If a line in the data holds "selected", copy that line out in full.

##### DATA EXCERPTS

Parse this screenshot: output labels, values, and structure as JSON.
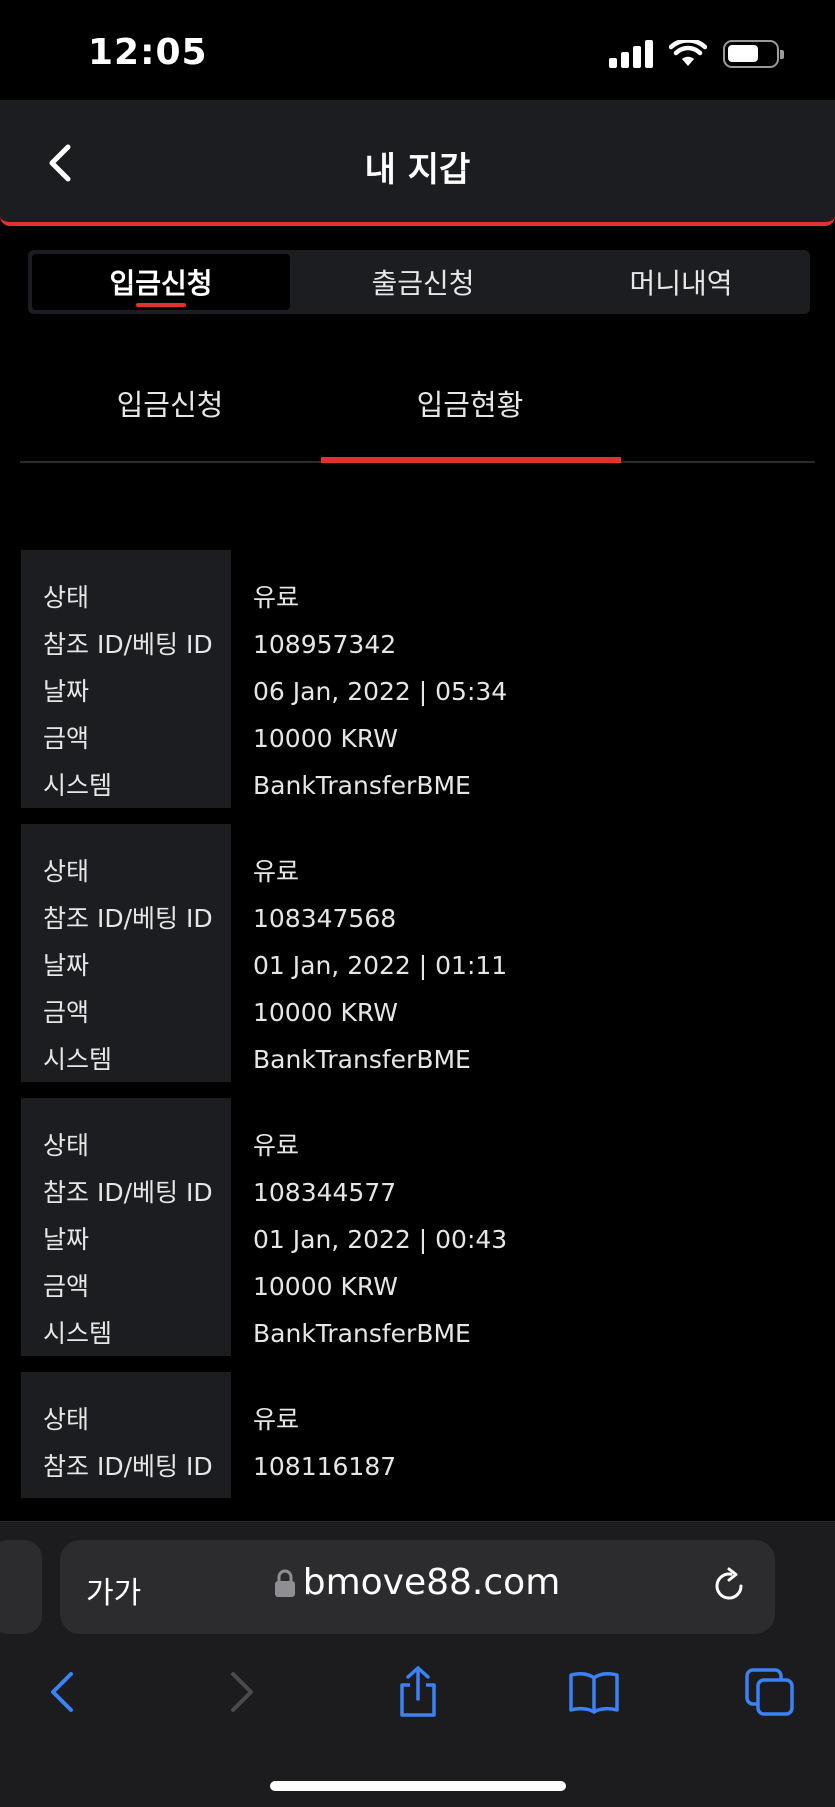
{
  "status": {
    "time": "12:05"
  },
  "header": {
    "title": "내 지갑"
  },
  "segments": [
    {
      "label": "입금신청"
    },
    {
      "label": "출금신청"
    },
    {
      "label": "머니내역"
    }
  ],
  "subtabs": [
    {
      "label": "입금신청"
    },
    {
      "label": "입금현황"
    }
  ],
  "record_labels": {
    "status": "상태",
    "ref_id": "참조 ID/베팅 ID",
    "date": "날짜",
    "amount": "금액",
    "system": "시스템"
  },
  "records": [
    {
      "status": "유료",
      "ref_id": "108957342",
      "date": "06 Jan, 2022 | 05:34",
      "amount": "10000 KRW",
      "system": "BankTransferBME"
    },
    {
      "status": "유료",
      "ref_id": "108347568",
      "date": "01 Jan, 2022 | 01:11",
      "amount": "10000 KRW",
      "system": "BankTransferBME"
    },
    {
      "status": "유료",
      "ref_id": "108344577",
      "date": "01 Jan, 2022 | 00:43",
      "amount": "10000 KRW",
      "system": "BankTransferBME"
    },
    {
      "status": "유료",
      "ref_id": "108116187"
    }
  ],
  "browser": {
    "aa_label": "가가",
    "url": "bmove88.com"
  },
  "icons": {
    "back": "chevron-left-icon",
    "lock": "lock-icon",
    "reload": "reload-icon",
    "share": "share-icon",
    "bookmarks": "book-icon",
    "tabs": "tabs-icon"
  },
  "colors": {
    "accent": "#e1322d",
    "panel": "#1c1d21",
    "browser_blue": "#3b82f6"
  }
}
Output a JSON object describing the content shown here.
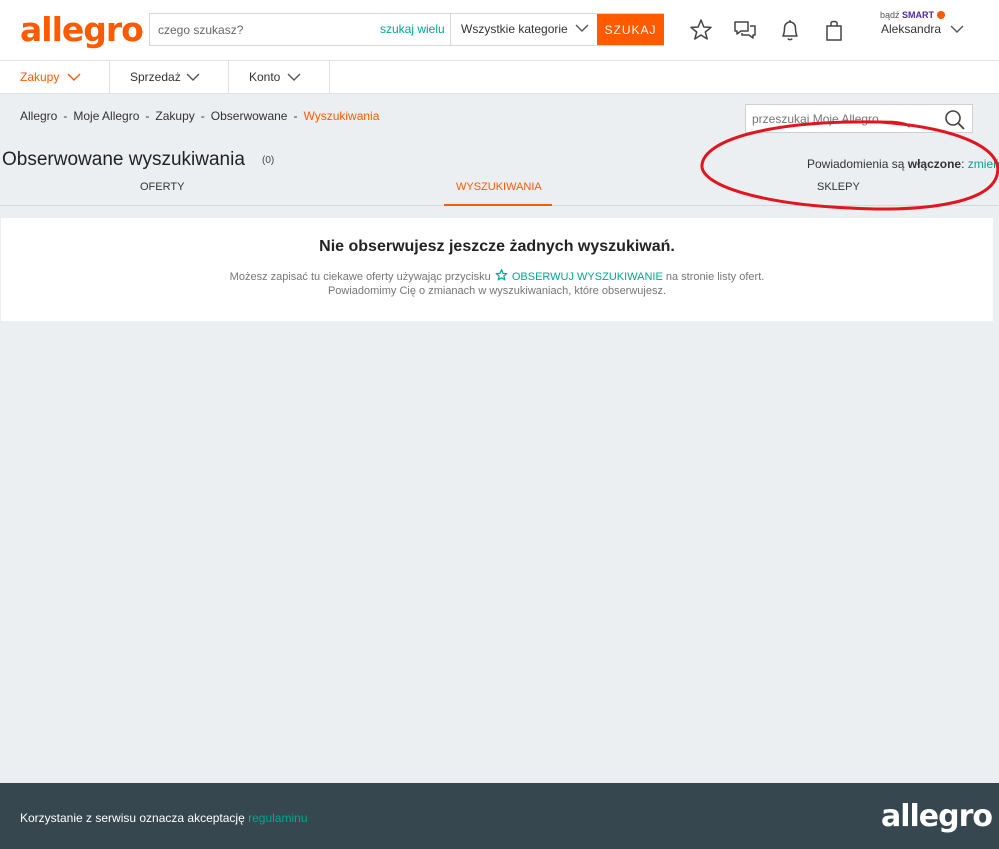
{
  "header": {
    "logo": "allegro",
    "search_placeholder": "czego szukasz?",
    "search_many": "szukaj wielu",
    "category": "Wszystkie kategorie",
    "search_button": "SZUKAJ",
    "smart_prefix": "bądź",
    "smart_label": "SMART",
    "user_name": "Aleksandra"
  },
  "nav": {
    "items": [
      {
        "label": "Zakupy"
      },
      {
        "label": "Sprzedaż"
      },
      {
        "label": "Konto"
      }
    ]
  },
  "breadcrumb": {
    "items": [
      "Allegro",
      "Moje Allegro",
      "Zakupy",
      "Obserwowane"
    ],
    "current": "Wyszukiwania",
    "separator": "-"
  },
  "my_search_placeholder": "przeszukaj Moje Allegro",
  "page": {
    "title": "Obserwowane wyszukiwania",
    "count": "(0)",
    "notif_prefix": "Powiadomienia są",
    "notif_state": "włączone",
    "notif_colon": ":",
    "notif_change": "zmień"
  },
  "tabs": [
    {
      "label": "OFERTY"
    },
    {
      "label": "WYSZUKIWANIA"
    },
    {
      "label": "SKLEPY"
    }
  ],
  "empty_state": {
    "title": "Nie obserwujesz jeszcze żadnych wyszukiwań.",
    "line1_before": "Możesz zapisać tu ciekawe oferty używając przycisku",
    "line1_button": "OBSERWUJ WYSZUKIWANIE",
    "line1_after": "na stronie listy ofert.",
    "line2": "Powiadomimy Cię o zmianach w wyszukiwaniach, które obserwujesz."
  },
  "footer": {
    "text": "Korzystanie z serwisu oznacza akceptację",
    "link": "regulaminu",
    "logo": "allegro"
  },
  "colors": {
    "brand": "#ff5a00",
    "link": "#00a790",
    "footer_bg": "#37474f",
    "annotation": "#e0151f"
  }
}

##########
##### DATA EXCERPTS

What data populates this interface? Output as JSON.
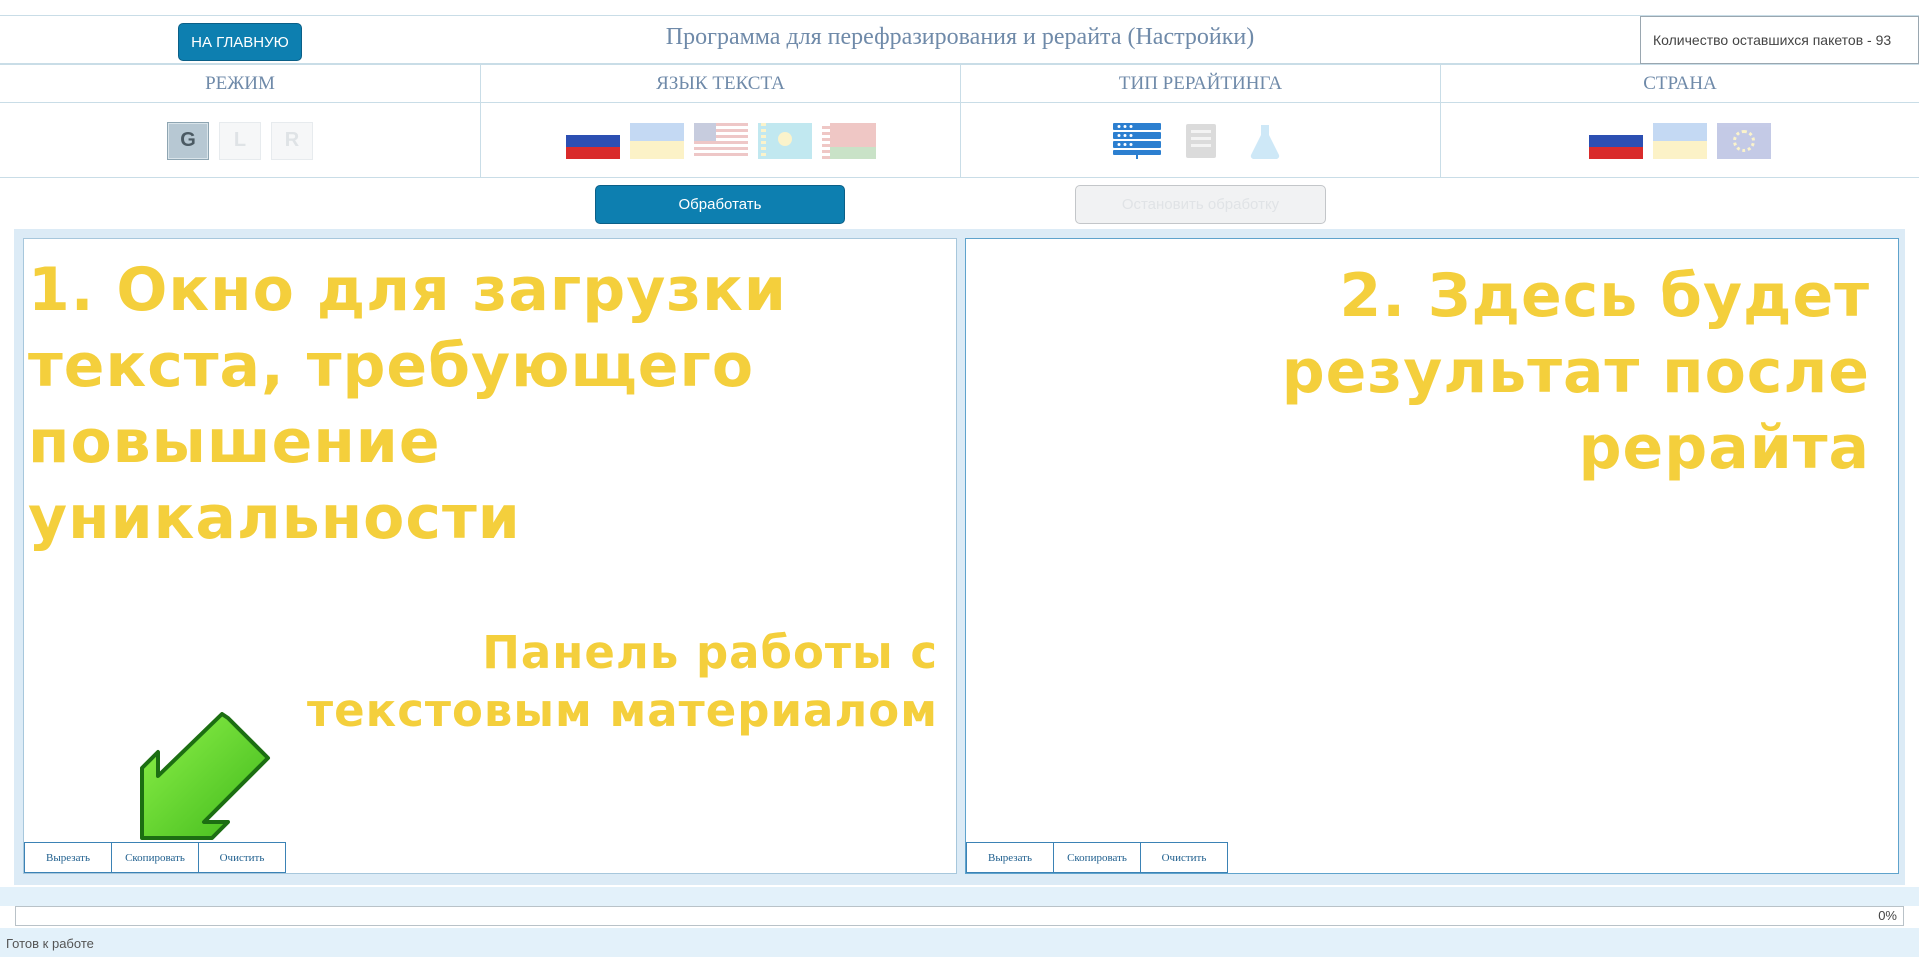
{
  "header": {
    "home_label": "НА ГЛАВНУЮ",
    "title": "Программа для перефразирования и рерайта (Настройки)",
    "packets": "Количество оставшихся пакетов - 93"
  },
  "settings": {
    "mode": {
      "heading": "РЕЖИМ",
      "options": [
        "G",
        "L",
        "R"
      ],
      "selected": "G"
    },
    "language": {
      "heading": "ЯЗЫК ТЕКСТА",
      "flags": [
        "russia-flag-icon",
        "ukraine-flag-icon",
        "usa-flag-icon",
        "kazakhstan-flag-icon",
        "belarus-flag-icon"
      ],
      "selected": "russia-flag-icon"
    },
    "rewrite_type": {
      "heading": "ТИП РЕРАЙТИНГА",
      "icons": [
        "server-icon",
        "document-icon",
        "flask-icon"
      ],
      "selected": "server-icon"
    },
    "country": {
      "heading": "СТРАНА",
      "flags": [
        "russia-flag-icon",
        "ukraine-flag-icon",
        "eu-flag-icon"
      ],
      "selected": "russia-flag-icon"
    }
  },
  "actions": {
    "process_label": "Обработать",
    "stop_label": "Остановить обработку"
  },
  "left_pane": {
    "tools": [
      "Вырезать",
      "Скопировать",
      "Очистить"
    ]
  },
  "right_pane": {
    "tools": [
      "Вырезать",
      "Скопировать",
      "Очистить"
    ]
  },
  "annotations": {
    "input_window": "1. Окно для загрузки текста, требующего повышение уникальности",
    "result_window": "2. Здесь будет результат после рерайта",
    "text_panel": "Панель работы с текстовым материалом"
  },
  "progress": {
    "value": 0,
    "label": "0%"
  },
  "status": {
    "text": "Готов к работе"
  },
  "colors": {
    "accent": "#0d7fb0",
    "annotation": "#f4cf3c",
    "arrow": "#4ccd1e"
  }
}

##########

■ **THE COMPLETED TASK**
      "selected": "G"
      "selected": "russia-flag-icon"
      "selected": "server-icon"
      "selected": "russia-flag-icon"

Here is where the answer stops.